══ Records for the exercise

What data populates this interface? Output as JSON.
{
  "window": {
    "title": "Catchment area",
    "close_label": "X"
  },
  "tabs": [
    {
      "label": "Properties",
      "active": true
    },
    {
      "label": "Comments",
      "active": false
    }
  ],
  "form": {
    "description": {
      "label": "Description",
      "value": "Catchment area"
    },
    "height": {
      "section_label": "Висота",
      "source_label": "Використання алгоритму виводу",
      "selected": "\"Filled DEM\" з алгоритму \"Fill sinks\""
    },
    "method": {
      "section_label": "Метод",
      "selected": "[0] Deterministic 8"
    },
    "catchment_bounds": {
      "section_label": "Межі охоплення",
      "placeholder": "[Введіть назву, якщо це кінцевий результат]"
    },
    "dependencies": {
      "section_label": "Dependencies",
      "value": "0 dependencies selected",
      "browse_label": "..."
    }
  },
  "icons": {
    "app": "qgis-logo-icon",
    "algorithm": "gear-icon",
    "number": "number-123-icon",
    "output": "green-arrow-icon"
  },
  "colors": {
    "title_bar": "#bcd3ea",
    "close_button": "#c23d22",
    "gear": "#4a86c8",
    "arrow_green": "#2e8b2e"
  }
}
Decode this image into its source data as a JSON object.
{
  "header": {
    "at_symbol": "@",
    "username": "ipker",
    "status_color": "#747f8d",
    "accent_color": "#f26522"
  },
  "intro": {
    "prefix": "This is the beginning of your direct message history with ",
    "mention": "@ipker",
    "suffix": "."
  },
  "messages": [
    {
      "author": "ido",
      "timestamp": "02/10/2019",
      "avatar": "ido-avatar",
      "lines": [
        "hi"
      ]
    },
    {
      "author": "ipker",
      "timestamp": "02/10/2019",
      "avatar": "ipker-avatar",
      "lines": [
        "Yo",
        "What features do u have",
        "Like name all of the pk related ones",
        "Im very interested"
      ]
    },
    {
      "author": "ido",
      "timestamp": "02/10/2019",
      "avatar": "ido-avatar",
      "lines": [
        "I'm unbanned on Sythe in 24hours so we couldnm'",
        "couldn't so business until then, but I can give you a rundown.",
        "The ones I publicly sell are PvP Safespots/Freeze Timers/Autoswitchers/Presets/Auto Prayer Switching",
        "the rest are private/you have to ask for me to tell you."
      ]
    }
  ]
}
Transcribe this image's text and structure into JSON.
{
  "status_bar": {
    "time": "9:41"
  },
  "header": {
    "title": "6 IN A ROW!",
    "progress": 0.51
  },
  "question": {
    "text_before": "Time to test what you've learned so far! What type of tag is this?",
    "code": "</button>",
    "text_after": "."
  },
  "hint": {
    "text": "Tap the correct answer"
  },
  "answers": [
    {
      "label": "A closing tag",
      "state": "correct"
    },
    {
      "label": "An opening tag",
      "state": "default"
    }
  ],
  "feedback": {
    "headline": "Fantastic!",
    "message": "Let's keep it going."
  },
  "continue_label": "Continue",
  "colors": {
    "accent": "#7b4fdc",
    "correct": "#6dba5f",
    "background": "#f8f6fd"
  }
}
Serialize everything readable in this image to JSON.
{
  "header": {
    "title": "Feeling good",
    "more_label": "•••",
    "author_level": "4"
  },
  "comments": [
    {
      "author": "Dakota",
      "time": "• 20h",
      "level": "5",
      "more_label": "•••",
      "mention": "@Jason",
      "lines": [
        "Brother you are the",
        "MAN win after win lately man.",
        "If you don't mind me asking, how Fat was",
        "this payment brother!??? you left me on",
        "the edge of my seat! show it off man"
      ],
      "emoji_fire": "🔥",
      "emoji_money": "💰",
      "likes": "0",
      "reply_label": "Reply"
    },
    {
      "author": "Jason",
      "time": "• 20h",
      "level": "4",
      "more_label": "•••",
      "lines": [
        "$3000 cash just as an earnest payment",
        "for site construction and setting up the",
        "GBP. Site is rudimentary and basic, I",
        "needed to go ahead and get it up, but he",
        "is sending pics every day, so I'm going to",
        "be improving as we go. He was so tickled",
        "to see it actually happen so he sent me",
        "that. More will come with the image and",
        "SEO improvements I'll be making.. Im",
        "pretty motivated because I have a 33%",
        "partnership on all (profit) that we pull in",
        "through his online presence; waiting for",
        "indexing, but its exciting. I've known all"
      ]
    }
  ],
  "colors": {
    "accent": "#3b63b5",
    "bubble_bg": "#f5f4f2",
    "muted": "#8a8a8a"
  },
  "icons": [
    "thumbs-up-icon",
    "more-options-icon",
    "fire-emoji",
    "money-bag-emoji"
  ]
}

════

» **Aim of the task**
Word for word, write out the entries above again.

» **Exercise result**
What data populates this interface? Output as JSON.
{
  "window": {
    "title": "Catchment area",
    "close_label": "X"
  },
  "tabs": [
    {
      "label": "Properties",
      "active": true
    },
    {
      "label": "Comments",
      "active": false
    }
  ],
  "form": {
    "description": {
      "label": "Description",
      "value": "Catchment area"
    },
    "height": {
      "section_label": "Висота",
      "source_label": "Використання алгоритму виводу",
      "selected": "\"Filled DEM\" з алгоритму \"Fill sinks\""
    },
    "method": {
      "section_label": "Метод",
      "selected": "[0] Deterministic 8"
    },
    "catchment_bounds": {
      "section_label": "Межі охоплення",
      "placeholder": "[Введіть назву, якщо це кінцевий результат]"
    },
    "dependencies": {
      "section_label": "Dependencies",
      "value": "0 dependencies selected",
      "browse_label": "..."
    }
  },
  "icons": {
    "app": "qgis-logo-icon",
    "algorithm": "gear-icon",
    "number": "number-123-icon",
    "output": "green-arrow-icon"
  },
  "colors": {
    "title_bar": "#bcd3ea",
    "close_button": "#c23d22",
    "gear": "#4a86c8",
    "arrow_green": "#2e8b2e"
  }
}
Decode this image into its source data as a JSON object.
{
  "header": {
    "at_symbol": "@",
    "username": "ipker",
    "status_color": "#747f8d",
    "accent_color": "#f26522"
  },
  "intro": {
    "prefix": "This is the beginning of your direct message history with ",
    "mention": "@ipker",
    "suffix": "."
  },
  "messages": [
    {
      "author": "ido",
      "timestamp": "02/10/2019",
      "avatar": "ido-avatar",
      "lines": [
        "hi"
      ]
    },
    {
      "author": "ipker",
      "timestamp": "02/10/2019",
      "avatar": "ipker-avatar",
      "lines": [
        "Yo",
        "What features do u have",
        "Like name all of the pk related ones",
        "Im very interested"
      ]
    },
    {
      "author": "ido",
      "timestamp": "02/10/2019",
      "avatar": "ido-avatar",
      "lines": [
        "I'm unbanned on Sythe in 24hours so we couldnm'",
        "couldn't so business until then, but I can give you a rundown.",
        "The ones I publicly sell are PvP Safespots/Freeze Timers/Autoswitchers/Presets/Auto Prayer Switching",
        "the rest are private/you have to ask for me to tell you."
      ]
    }
  ]
}
Transcribe this image's text and structure into JSON.
{
  "status_bar": {
    "time": "9:41"
  },
  "header": {
    "title": "6 IN A ROW!",
    "progress": 0.51
  },
  "question": {
    "text_before": "Time to test what you've learned so far! What type of tag is this?",
    "code": "</button>",
    "text_after": "."
  },
  "hint": {
    "text": "Tap the correct answer"
  },
  "answers": [
    {
      "label": "A closing tag",
      "state": "correct"
    },
    {
      "label": "An opening tag",
      "state": "default"
    }
  ],
  "feedback": {
    "headline": "Fantastic!",
    "message": "Let's keep it going."
  },
  "continue_label": "Continue",
  "colors": {
    "accent": "#7b4fdc",
    "correct": "#6dba5f",
    "background": "#f8f6fd"
  }
}
Serialize everything readable in this image to JSON.
{
  "header": {
    "title": "Feeling good",
    "more_label": "•••",
    "author_level": "4"
  },
  "comments": [
    {
      "author": "Dakota",
      "time": "• 20h",
      "level": "5",
      "more_label": "•••",
      "mention": "@Jason",
      "lines": [
        "Brother you are the",
        "MAN win after win lately man.",
        "If you don't mind me asking, how Fat was",
        "this payment brother!??? you left me on",
        "the edge of my seat! show it off man"
      ],
      "emoji_fire": "🔥",
      "emoji_money": "💰",
      "likes": "0",
      "reply_label": "Reply"
    },
    {
      "author": "Jason",
      "time": "• 20h",
      "level": "4",
      "more_label": "•••",
      "lines": [
        "$3000 cash just as an earnest payment",
        "for site construction and setting up the",
        "GBP. Site is rudimentary and basic, I",
        "needed to go ahead and get it up, but he",
        "is sending pics every day, so I'm going to",
        "be improving as we go. He was so tickled",
        "to see it actually happen so he sent me",
        "that. More will come with the image and",
        "SEO improvements I'll be making.. Im",
        "pretty motivated because I have a 33%",
        "partnership on all (profit) that we pull in",
        "through his online presence; waiting for",
        "indexing, but its exciting. I've known all"
      ]
    }
  ],
  "colors": {
    "accent": "#3b63b5",
    "bubble_bg": "#f5f4f2",
    "muted": "#8a8a8a"
  },
  "icons": [
    "thumbs-up-icon",
    "more-options-icon",
    "fire-emoji",
    "money-bag-emoji"
  ]
}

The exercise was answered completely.